YOUR TASK:
Whenever a line below holds the word "this", count it; then give the total and nothing else.

★ ★ ★ ★

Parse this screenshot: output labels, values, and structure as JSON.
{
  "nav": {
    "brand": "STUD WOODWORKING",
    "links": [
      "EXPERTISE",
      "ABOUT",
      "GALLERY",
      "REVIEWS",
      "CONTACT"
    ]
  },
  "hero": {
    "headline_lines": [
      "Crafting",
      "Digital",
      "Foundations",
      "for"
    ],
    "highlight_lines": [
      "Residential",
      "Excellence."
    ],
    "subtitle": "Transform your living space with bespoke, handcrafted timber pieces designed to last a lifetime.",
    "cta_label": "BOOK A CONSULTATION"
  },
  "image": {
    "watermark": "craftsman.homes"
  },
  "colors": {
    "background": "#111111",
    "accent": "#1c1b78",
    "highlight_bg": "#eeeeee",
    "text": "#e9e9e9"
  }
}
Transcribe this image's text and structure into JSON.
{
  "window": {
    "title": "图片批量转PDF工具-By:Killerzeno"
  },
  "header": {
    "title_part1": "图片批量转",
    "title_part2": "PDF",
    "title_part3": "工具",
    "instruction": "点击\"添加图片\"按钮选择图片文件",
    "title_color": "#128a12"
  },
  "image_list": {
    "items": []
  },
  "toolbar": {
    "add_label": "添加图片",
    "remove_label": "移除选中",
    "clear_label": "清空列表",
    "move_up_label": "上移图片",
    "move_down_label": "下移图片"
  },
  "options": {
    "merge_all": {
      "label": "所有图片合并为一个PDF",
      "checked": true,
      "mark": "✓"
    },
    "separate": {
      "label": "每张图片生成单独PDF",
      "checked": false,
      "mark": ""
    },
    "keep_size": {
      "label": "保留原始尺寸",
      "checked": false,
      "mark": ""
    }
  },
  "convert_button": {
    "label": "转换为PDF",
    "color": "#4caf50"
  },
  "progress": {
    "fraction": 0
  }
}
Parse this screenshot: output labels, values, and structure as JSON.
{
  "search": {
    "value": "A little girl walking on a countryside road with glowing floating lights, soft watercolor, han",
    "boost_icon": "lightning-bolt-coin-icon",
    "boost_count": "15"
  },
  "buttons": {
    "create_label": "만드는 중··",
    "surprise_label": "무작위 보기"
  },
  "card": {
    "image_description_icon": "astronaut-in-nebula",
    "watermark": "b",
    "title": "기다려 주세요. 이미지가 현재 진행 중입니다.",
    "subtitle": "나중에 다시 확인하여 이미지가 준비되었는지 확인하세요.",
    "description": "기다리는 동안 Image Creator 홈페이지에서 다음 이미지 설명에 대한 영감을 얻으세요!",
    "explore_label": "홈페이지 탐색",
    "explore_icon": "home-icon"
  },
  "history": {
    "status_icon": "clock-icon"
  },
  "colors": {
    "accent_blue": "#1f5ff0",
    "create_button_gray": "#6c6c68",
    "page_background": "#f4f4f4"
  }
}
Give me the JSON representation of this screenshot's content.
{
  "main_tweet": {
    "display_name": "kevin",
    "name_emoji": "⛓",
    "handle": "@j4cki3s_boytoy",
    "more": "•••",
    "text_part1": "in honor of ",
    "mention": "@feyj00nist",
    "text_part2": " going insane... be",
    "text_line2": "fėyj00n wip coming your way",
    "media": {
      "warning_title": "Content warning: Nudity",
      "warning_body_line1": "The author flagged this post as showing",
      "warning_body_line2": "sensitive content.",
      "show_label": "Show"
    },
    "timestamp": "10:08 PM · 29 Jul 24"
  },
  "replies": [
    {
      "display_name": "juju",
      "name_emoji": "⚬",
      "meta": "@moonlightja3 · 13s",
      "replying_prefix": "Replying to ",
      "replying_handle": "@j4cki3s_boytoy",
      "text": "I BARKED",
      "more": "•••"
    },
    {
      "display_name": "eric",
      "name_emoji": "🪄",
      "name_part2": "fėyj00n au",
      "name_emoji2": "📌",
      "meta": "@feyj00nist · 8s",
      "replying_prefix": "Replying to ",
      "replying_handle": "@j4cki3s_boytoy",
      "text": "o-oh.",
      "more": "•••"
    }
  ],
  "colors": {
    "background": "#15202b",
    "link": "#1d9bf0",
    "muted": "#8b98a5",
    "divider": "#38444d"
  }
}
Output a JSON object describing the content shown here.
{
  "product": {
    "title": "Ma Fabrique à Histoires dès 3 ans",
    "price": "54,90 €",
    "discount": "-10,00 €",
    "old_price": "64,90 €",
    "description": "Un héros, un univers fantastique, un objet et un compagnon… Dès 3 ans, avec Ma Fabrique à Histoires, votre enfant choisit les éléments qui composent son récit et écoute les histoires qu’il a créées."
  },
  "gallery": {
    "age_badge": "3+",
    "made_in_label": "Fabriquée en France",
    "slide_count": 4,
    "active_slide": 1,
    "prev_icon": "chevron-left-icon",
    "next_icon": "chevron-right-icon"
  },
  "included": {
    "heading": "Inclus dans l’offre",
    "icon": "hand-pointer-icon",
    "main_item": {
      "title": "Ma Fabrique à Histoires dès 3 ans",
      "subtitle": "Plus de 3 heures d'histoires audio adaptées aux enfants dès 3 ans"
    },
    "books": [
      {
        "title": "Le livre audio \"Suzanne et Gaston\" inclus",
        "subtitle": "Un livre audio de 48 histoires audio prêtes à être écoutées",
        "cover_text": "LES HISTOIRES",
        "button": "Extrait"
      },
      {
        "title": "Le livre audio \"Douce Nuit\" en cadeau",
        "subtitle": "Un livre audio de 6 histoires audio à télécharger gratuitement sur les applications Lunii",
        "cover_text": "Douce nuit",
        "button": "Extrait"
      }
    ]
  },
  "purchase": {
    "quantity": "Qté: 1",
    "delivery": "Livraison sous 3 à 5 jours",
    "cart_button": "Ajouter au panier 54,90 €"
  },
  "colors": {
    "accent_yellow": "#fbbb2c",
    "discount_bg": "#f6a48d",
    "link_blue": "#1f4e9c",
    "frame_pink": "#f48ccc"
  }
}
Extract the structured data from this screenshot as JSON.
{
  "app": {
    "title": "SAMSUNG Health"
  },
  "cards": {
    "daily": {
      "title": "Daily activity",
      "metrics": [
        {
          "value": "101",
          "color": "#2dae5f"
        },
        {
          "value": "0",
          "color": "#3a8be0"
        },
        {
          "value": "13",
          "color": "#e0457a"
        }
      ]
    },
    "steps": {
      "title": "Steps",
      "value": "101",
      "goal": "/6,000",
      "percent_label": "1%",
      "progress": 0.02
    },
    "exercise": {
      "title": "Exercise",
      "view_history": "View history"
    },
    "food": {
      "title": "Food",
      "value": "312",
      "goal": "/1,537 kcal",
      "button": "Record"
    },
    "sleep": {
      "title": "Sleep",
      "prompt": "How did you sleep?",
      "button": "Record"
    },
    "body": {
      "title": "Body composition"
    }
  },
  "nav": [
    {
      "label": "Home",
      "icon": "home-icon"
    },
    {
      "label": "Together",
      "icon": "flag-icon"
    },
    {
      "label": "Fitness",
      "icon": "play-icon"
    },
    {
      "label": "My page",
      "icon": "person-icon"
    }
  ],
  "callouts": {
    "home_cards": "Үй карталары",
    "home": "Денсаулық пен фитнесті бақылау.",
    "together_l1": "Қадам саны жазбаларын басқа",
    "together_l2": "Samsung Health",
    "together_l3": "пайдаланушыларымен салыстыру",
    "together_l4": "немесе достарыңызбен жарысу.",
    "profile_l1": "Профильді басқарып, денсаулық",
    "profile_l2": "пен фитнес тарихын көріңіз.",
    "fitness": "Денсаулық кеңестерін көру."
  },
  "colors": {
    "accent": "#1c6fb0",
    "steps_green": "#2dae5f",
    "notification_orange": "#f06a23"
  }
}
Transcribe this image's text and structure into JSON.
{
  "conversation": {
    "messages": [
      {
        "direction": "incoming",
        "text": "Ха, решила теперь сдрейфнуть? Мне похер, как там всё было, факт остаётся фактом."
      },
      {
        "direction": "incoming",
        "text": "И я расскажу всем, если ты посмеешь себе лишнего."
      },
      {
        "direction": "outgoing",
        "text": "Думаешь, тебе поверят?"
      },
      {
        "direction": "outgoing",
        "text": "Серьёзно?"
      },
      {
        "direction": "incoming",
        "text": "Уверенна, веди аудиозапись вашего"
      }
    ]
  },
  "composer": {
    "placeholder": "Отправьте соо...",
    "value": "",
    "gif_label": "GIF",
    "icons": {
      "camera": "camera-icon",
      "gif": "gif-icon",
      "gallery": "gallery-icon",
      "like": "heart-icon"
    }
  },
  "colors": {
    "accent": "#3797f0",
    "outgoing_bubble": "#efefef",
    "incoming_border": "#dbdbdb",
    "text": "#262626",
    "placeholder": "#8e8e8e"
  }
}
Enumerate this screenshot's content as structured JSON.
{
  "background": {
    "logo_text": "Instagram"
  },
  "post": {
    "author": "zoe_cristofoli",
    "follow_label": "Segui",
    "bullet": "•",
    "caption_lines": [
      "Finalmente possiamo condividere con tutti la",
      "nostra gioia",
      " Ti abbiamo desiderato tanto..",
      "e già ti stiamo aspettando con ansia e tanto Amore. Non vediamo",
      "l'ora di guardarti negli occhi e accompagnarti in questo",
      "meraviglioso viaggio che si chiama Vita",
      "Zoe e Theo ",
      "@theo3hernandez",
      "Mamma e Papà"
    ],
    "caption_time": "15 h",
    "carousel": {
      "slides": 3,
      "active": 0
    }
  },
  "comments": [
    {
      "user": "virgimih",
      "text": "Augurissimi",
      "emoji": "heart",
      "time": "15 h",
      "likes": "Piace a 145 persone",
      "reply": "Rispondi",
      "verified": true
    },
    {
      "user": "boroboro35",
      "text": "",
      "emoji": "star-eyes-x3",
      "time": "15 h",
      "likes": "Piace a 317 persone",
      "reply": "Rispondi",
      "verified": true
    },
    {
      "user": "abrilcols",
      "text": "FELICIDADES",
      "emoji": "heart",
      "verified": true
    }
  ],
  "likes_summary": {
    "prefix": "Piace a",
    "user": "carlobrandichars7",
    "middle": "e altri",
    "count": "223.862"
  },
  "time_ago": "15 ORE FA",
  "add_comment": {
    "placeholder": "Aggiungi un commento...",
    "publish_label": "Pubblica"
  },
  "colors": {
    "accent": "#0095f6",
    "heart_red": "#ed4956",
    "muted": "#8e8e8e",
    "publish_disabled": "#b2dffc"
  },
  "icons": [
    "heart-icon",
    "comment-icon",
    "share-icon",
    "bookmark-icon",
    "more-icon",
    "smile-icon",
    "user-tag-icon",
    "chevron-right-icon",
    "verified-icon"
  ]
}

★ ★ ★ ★

EXPECTED ANSWER:
8